Both of the parties' motions for reconsideration request that the Court reevaluate its earlier interlocutory orders pursuant to Federal Rule of Civil Procedure 54(b). State Recons. P. & A. at 1; Shea Mot. Recons. at 1. A court's interlocutory orders "may be revised at any time before the entry of judgment adjudicating all the claims and all the parties' rights and liabilities." Fed. R. Civ. P. 54(b). "[R]elief upon reconsideration . . . pursuant to Rule 54(b) is available 'as justice requires.'" Hoffman v. Dist. of Columbia, 681 F. Supp. 2d 86, 90 (D.D.C. 2010) (quoting Childers v. Slater, 197 F.R.D. 185, 190 (D.D.C. 2000)). Although Rule 54(b) provides the court with significant discretion, "in order to promote finality, predictability and economy of judicial resources, 'as a rule [a] court should be loathe to [revisit its own prior decisions] in the absence of extraordinary circumstances such as where the initial decision was clearly erroneous and would work a manifest injustice.'" Pueschel v. Nat'l Air Traffic Controllers' Ass'n, 606 F. Supp. 2d 82, 85 (D.D.C. 2009) (quoting Lederman v. United States, 539 F. Supp. 2d 1, 2 (D.D.C. 2008)). Clear errors of law are grounds for reconsideration of a prior order. See Nat'l Ctr. for Mfg. Sciences v. Dep't of Def., 199 F.3d 507, 511 (D.C. Cir. 2000). "Reconsideration may be warranted where there was a patent misunderstanding of the parties, where a decision was made that exceeded the issues presented, where a court failed to consider controlling law, or where a significant change in the law occurred after the decision was rendered. The moving party has the burden of showing that reconsideration is warranted, and that some harm or injustice would result if reconsideration were to be denied." Pueschel, 606 F. Supp. 2d at 85 (internal citations omitted).
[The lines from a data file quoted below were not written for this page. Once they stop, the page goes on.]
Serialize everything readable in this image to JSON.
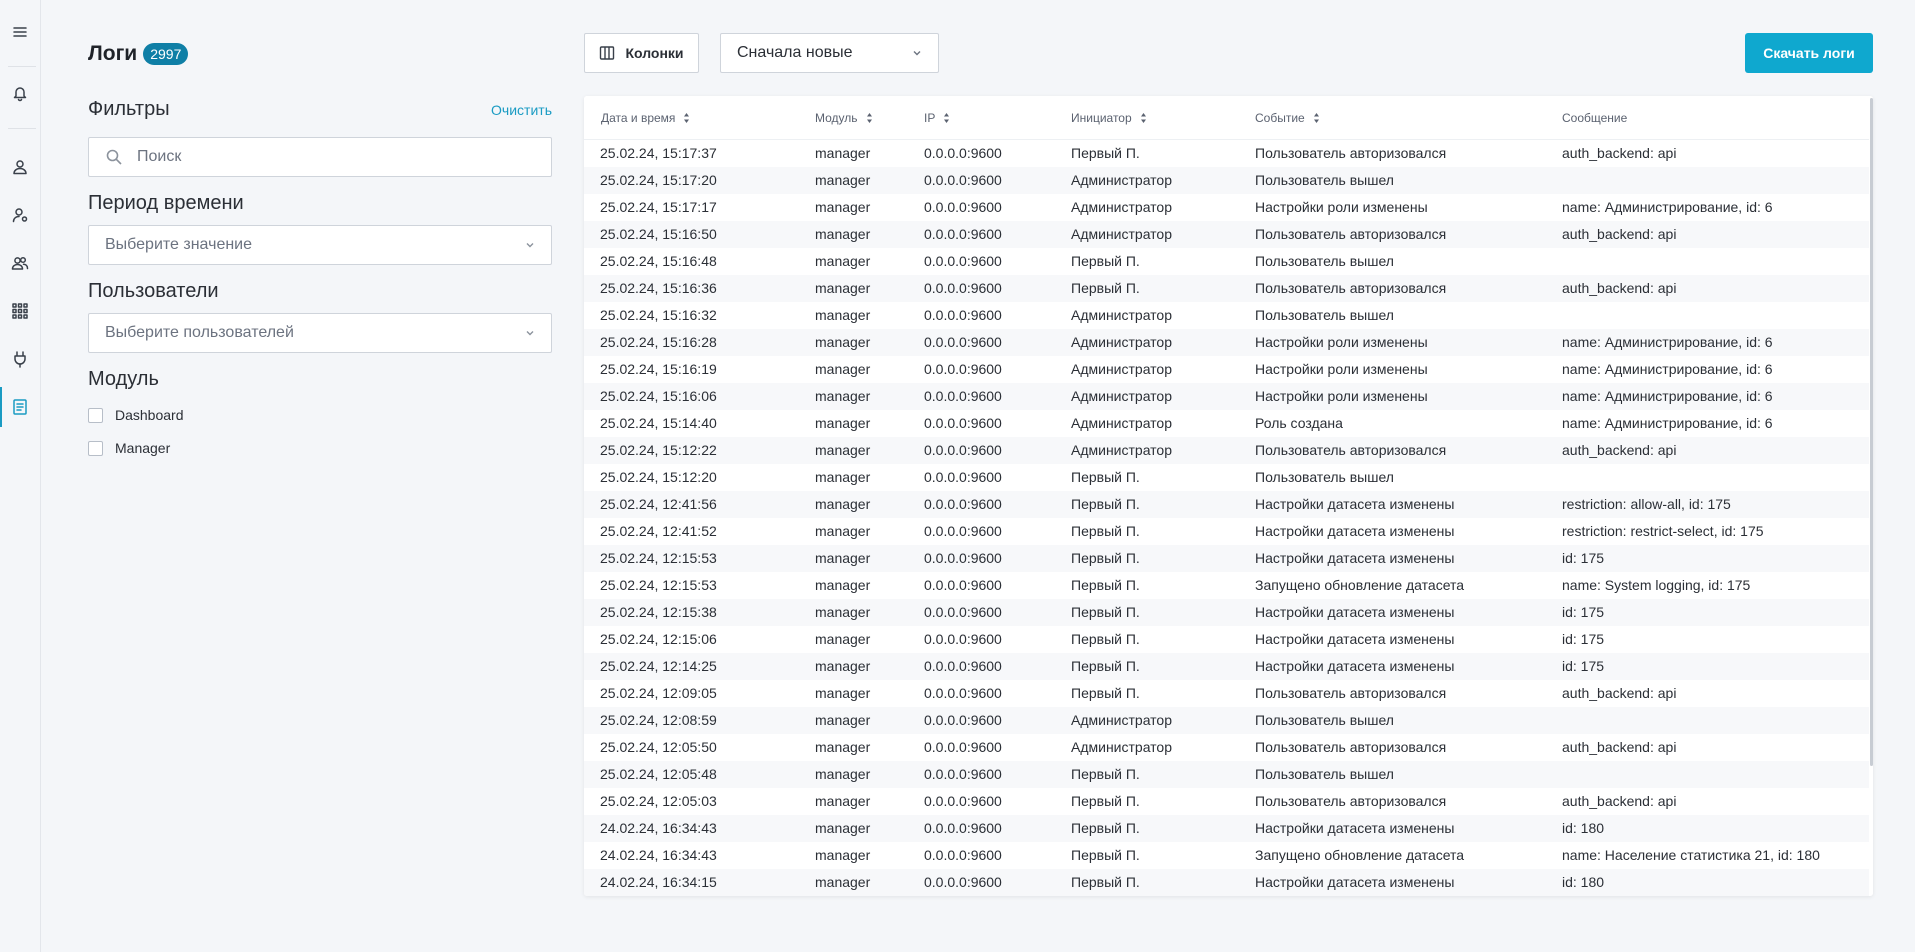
{
  "nav": {
    "icons": [
      "menu-icon",
      "bell-icon",
      "user-icon",
      "user-settings-icon",
      "users-icon",
      "apps-grid-icon",
      "plug-icon",
      "logs-icon"
    ]
  },
  "header": {
    "title": "Логи",
    "count": "2997"
  },
  "filters": {
    "title": "Фильтры",
    "clear_label": "Очистить",
    "search_placeholder": "Поиск",
    "period_label": "Период времени",
    "period_placeholder": "Выберите значение",
    "users_label": "Пользователи",
    "users_placeholder": "Выберите пользователей",
    "module_label": "Модуль",
    "modules": [
      {
        "label": "Dashboard",
        "checked": false
      },
      {
        "label": "Manager",
        "checked": false
      }
    ]
  },
  "toolbar": {
    "columns_label": "Колонки",
    "sort_value": "Сначала новые",
    "download_label": "Скачать логи"
  },
  "table": {
    "columns": [
      "Дата и время",
      "Модуль",
      "IP",
      "Инициатор",
      "Событие",
      "Сообщение"
    ],
    "rows": [
      [
        "25.02.24, 15:17:37",
        "manager",
        "0.0.0.0:9600",
        "Первый П.",
        "Пользователь авторизовался",
        "auth_backend: api"
      ],
      [
        "25.02.24, 15:17:20",
        "manager",
        "0.0.0.0:9600",
        "Администратор",
        "Пользователь вышел",
        ""
      ],
      [
        "25.02.24, 15:17:17",
        "manager",
        "0.0.0.0:9600",
        "Администратор",
        "Настройки роли изменены",
        "name: Администрирование, id: 6"
      ],
      [
        "25.02.24, 15:16:50",
        "manager",
        "0.0.0.0:9600",
        "Администратор",
        "Пользователь авторизовался",
        "auth_backend: api"
      ],
      [
        "25.02.24, 15:16:48",
        "manager",
        "0.0.0.0:9600",
        "Первый П.",
        "Пользователь вышел",
        ""
      ],
      [
        "25.02.24, 15:16:36",
        "manager",
        "0.0.0.0:9600",
        "Первый П.",
        "Пользователь авторизовался",
        "auth_backend: api"
      ],
      [
        "25.02.24, 15:16:32",
        "manager",
        "0.0.0.0:9600",
        "Администратор",
        "Пользователь вышел",
        ""
      ],
      [
        "25.02.24, 15:16:28",
        "manager",
        "0.0.0.0:9600",
        "Администратор",
        "Настройки роли изменены",
        "name: Администрирование, id: 6"
      ],
      [
        "25.02.24, 15:16:19",
        "manager",
        "0.0.0.0:9600",
        "Администратор",
        "Настройки роли изменены",
        "name: Администрирование, id: 6"
      ],
      [
        "25.02.24, 15:16:06",
        "manager",
        "0.0.0.0:9600",
        "Администратор",
        "Настройки роли изменены",
        "name: Администрирование, id: 6"
      ],
      [
        "25.02.24, 15:14:40",
        "manager",
        "0.0.0.0:9600",
        "Администратор",
        "Роль создана",
        "name: Администрирование, id: 6"
      ],
      [
        "25.02.24, 15:12:22",
        "manager",
        "0.0.0.0:9600",
        "Администратор",
        "Пользователь авторизовался",
        "auth_backend: api"
      ],
      [
        "25.02.24, 15:12:20",
        "manager",
        "0.0.0.0:9600",
        "Первый П.",
        "Пользователь вышел",
        ""
      ],
      [
        "25.02.24, 12:41:56",
        "manager",
        "0.0.0.0:9600",
        "Первый П.",
        "Настройки датасета изменены",
        "restriction: allow-all, id: 175"
      ],
      [
        "25.02.24, 12:41:52",
        "manager",
        "0.0.0.0:9600",
        "Первый П.",
        "Настройки датасета изменены",
        "restriction: restrict-select, id: 175"
      ],
      [
        "25.02.24, 12:15:53",
        "manager",
        "0.0.0.0:9600",
        "Первый П.",
        "Настройки датасета изменены",
        "id: 175"
      ],
      [
        "25.02.24, 12:15:53",
        "manager",
        "0.0.0.0:9600",
        "Первый П.",
        "Запущено обновление датасета",
        "name: System logging, id: 175"
      ],
      [
        "25.02.24, 12:15:38",
        "manager",
        "0.0.0.0:9600",
        "Первый П.",
        "Настройки датасета изменены",
        "id: 175"
      ],
      [
        "25.02.24, 12:15:06",
        "manager",
        "0.0.0.0:9600",
        "Первый П.",
        "Настройки датасета изменены",
        "id: 175"
      ],
      [
        "25.02.24, 12:14:25",
        "manager",
        "0.0.0.0:9600",
        "Первый П.",
        "Настройки датасета изменены",
        "id: 175"
      ],
      [
        "25.02.24, 12:09:05",
        "manager",
        "0.0.0.0:9600",
        "Первый П.",
        "Пользователь авторизовался",
        "auth_backend: api"
      ],
      [
        "25.02.24, 12:08:59",
        "manager",
        "0.0.0.0:9600",
        "Администратор",
        "Пользователь вышел",
        ""
      ],
      [
        "25.02.24, 12:05:50",
        "manager",
        "0.0.0.0:9600",
        "Администратор",
        "Пользователь авторизовался",
        "auth_backend: api"
      ],
      [
        "25.02.24, 12:05:48",
        "manager",
        "0.0.0.0:9600",
        "Первый П.",
        "Пользователь вышел",
        ""
      ],
      [
        "25.02.24, 12:05:03",
        "manager",
        "0.0.0.0:9600",
        "Первый П.",
        "Пользователь авторизовался",
        "auth_backend: api"
      ],
      [
        "24.02.24, 16:34:43",
        "manager",
        "0.0.0.0:9600",
        "Первый П.",
        "Настройки датасета изменены",
        "id: 180"
      ],
      [
        "24.02.24, 16:34:43",
        "manager",
        "0.0.0.0:9600",
        "Первый П.",
        "Запущено обновление датасета",
        "name: Население статистика 21, id: 180"
      ],
      [
        "24.02.24, 16:34:15",
        "manager",
        "0.0.0.0:9600",
        "Первый П.",
        "Настройки датасета изменены",
        "id: 180"
      ]
    ]
  },
  "colors": {
    "accent": "#1a9bc3",
    "primary_button": "#0fa8cf",
    "badge": "#0f7fa6",
    "page_background": "#f4f6f9",
    "row_stripe": "#f7f8fa"
  }
}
B.Application of the Legal Standard
Both parties filed their motions for reconsideration after this case was transferred from Judge Robertson to Judge Sullivan. See Pl.'s Reply to Def.'s Opp. to Pl.'s Mot. Recons.  at 2 (noting that Shea filed his motion to allow Judge Sullivan to "fix legal errors [of] the previous judge."); Apr. 6, 2011 Tr. at 13 (explaining that State filed its motion despite internal debate over the propriety of doing so based on the change of judge). Parties should not use motions for reconsideration to attempt to relitigate matters already settled. See Solomon v. Univ. of S. Cal., 255 F.R.D. 303, 305 (D.D.C. 2009) (such motions "may not be used to relitigate old matters" (internal citations and quotations omitted)). This is State's second request for reconsideration of the legal standard under which the MLAAP should be analyzed, see generally Def.'s Mot. Recons. , and normally this request would be denied outright. However, because the prior motion was denied without a supporting memorandum, Aug. 20, 2009 Order , the Court is entertaining this particular question again in order to more fully explain its reasoning. The Court is applying ...